Date: Tue, 04 Oct 94 22:29:39 EST
Subject: Zeno and the Liar

re: Robert Klapper's (15:41) comments re Zeno's and Epimenides' Paradoxes

    Robert raises the point that the Hallachic paradoxes I cited are
versions of the Liar's paradox rather than Zeno's paradox.  He is
technically correct, but not insofar as the context of the inter-system
translation I use between the physics and hallacha paradigms.  In that
context, the paradox in Hallacha has both elements (Zeno and Liar's),
but my main point concerned Zeno's connection.  I relaize this is
getting quite esoteric, so let me out line my point briefly.

   In my translation of Zeno's basic paradox (how can an infinite set of
concrete distances sum to a finite distance), I used the oscilating fly
and train analogy. The point of contention here is that each condition
(trip of the fly) is a PRErequisite for the next.  Hence we get into
SEQUENTIAL causal links.  The Liar's Paradox, in contrast, has
contingencies which are basically simultaneous (If A is true, then B
is false, etc.), and its solution does not lend itself to sequential
time mapping.  In truth, one cannot set up a Hallachic paradox (of
Chozer Chalilah) using the liar's model, unless one point is the defined
starting point; otherwise the system never starts up. That is why I find
it more useful to use Zeno's paradox to frame a sequential chain which
is problematic in its recursiveness.  By the same token, taking a
mechanistic rather than a positivistic stance will help only for a
sequential setup, while being useless in a simultaneous Liar's-type

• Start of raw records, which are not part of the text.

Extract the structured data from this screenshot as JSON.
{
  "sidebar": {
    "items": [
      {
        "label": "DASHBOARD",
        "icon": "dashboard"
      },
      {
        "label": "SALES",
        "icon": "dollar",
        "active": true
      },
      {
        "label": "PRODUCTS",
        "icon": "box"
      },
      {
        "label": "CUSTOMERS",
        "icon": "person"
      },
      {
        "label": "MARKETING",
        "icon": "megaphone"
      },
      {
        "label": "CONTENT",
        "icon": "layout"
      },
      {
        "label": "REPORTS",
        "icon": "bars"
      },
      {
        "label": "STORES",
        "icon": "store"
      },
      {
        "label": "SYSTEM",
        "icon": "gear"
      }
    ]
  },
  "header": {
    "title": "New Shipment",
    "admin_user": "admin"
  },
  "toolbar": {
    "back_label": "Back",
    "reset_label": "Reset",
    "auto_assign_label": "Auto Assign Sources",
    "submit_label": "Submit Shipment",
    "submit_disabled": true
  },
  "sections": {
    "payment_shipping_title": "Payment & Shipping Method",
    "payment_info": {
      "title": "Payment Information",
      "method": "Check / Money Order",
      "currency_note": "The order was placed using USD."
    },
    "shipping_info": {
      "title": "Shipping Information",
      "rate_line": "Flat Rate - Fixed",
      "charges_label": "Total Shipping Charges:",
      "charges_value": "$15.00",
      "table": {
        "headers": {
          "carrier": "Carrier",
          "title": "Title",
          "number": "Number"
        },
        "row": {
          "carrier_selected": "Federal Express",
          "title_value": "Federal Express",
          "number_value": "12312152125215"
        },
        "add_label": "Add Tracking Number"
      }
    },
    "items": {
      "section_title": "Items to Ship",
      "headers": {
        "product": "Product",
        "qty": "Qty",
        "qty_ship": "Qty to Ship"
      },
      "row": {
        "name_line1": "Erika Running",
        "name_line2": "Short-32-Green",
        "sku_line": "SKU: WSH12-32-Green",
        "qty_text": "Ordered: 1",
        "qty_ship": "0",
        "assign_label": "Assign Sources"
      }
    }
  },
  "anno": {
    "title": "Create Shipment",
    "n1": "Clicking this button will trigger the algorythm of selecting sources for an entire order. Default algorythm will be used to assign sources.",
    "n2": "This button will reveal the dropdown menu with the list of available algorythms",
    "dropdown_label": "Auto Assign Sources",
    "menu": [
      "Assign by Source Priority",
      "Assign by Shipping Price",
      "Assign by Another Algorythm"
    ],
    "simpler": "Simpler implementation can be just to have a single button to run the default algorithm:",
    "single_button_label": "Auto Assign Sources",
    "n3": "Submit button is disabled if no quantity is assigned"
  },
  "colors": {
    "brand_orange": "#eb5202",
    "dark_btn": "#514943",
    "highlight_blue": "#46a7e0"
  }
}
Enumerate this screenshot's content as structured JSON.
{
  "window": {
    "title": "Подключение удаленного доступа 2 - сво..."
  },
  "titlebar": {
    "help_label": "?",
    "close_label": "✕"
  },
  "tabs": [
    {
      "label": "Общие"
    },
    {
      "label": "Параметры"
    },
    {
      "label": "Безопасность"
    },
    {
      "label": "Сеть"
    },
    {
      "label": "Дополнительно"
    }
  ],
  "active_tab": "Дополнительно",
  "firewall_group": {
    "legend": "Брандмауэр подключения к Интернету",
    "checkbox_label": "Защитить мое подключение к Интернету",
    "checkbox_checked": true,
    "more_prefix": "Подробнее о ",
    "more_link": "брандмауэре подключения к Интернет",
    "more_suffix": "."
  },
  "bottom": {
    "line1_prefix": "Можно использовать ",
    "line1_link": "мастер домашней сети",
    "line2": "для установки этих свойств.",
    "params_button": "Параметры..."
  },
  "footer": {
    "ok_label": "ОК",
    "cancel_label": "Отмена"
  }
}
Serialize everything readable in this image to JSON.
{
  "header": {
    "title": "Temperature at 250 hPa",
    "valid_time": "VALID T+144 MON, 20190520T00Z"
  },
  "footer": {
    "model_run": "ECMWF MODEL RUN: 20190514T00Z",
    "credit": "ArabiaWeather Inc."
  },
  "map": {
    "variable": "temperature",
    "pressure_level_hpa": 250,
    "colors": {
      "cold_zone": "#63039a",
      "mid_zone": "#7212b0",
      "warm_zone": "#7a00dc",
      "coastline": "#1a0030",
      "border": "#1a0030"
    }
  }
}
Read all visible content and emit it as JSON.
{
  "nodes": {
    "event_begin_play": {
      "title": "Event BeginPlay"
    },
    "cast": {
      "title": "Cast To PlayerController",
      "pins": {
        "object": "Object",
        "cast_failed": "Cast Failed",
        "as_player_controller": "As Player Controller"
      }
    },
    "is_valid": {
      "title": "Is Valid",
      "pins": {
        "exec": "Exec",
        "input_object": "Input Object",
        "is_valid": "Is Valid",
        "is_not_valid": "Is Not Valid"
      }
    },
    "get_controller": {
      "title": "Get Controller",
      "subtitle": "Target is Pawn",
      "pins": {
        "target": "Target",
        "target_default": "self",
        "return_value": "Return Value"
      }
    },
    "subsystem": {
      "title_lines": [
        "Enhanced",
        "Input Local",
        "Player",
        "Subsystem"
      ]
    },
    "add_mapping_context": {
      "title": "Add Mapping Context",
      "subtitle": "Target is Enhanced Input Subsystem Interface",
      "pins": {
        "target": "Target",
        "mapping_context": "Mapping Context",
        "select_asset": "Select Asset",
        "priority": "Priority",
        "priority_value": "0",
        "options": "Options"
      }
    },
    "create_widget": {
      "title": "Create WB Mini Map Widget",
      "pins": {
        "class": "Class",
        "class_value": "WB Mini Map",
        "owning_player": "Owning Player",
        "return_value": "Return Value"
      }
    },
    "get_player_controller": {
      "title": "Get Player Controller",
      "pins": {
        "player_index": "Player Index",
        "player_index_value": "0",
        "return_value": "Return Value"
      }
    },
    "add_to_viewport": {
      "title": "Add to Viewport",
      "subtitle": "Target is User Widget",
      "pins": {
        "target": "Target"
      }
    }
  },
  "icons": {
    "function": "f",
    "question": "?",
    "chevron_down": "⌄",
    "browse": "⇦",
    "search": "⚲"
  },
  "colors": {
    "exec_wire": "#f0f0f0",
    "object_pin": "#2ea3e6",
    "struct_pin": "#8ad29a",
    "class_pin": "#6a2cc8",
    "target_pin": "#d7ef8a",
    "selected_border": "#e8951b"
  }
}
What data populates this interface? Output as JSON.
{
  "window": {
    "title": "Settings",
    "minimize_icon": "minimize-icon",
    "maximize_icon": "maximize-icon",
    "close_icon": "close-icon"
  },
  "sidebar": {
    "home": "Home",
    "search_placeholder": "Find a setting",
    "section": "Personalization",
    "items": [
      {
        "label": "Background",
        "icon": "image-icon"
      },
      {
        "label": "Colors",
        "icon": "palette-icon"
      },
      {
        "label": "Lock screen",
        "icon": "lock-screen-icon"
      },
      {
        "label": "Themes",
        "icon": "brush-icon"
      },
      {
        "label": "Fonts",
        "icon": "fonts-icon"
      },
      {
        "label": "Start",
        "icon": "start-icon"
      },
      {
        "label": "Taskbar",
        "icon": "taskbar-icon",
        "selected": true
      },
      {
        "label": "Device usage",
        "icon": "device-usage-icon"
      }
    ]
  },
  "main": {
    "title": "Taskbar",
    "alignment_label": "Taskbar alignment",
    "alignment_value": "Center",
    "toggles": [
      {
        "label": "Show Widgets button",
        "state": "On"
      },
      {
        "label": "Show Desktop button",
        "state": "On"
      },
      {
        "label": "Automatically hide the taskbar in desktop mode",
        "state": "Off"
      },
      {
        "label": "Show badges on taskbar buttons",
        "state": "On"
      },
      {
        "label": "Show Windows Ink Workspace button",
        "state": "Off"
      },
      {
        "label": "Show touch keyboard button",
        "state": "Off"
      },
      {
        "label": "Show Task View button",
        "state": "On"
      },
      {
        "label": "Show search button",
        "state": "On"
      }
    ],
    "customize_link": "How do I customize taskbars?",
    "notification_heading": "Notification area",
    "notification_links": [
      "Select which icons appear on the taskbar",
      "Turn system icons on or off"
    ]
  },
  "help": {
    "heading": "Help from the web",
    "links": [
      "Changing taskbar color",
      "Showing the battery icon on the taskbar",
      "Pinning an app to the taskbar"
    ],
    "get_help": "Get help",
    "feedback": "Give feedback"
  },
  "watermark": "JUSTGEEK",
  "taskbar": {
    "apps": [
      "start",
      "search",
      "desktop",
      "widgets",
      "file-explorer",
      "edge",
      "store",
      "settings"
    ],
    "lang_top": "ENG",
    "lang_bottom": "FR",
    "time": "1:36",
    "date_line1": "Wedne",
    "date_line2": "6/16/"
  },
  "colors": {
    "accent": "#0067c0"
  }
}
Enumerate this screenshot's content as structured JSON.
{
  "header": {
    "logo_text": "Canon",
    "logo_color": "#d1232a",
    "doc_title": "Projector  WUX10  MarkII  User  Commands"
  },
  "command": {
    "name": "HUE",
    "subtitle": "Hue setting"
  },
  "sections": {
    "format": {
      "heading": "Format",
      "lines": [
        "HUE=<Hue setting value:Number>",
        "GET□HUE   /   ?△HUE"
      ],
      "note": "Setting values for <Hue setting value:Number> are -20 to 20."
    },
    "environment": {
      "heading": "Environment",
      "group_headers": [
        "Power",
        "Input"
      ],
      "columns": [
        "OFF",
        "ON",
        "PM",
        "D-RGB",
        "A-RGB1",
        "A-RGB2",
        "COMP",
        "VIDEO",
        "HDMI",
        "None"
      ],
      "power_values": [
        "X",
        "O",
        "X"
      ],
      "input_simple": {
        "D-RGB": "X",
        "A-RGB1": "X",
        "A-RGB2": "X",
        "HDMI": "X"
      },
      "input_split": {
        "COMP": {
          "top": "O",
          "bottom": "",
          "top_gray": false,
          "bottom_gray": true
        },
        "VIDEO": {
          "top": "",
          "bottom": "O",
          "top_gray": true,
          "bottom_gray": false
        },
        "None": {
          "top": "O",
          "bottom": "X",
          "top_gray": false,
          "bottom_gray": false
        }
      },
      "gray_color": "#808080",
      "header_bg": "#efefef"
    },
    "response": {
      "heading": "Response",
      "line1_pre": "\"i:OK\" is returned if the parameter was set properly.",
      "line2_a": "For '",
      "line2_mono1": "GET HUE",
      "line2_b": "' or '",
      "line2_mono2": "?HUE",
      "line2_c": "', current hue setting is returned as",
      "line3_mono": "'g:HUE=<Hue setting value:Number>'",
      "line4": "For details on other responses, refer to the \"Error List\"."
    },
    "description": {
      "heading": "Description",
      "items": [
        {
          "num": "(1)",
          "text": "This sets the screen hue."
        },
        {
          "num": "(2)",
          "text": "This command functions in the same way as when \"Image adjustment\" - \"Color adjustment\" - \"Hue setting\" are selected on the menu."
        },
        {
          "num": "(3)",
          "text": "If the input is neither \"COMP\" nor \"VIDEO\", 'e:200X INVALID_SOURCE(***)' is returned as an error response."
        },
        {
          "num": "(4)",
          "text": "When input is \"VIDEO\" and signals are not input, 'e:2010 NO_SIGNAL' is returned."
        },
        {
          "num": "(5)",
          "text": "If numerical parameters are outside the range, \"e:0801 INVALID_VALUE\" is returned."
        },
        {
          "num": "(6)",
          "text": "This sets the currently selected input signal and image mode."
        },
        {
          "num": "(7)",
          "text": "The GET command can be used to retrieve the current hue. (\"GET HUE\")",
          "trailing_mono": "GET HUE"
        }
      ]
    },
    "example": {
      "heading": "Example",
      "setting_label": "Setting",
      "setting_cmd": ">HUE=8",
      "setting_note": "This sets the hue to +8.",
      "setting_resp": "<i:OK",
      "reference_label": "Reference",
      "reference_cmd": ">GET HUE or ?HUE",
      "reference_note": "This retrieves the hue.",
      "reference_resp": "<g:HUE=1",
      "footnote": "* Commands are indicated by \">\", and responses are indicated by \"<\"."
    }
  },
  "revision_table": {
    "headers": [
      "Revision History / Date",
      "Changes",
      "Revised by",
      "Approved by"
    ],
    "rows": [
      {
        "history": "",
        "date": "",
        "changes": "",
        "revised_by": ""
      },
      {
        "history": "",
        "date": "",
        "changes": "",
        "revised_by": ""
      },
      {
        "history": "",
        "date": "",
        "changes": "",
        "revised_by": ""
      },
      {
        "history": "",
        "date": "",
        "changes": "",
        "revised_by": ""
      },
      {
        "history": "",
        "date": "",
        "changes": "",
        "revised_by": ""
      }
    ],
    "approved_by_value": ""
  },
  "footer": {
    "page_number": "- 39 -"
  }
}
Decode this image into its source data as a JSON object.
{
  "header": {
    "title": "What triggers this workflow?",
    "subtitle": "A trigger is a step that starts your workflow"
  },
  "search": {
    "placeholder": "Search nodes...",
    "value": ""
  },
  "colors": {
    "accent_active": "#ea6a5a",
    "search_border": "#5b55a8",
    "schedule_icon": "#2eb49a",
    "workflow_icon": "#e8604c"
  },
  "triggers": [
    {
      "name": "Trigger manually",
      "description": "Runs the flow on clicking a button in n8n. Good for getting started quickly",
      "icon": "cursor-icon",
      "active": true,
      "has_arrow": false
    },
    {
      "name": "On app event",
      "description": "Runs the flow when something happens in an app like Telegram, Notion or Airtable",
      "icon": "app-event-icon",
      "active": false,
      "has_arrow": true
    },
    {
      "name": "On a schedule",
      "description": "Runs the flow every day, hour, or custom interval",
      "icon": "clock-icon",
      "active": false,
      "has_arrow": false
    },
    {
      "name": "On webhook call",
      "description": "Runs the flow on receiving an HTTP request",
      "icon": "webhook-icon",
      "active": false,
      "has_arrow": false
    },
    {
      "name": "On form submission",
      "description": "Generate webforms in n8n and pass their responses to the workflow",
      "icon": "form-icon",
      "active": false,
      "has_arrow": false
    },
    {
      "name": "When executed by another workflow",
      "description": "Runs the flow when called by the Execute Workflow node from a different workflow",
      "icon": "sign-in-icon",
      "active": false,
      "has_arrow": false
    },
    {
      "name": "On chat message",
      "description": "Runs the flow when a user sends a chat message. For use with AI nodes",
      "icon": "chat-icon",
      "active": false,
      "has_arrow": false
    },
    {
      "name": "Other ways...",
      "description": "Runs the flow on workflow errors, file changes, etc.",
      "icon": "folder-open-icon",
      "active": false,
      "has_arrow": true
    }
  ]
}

   Regarding Robert's application of Zeno to carrying on Shabbat, I
always assumed that Ben Azai's opinion that a walker is stationary is
based on the position that each footstep is considered a rest-stop. I
also assumed that R. Akiva's relating flying objects to their
coordinates on the ground relates only to mapping strategies, but not to
a scene of concatenating motion.


End of Volume 15 Issue 61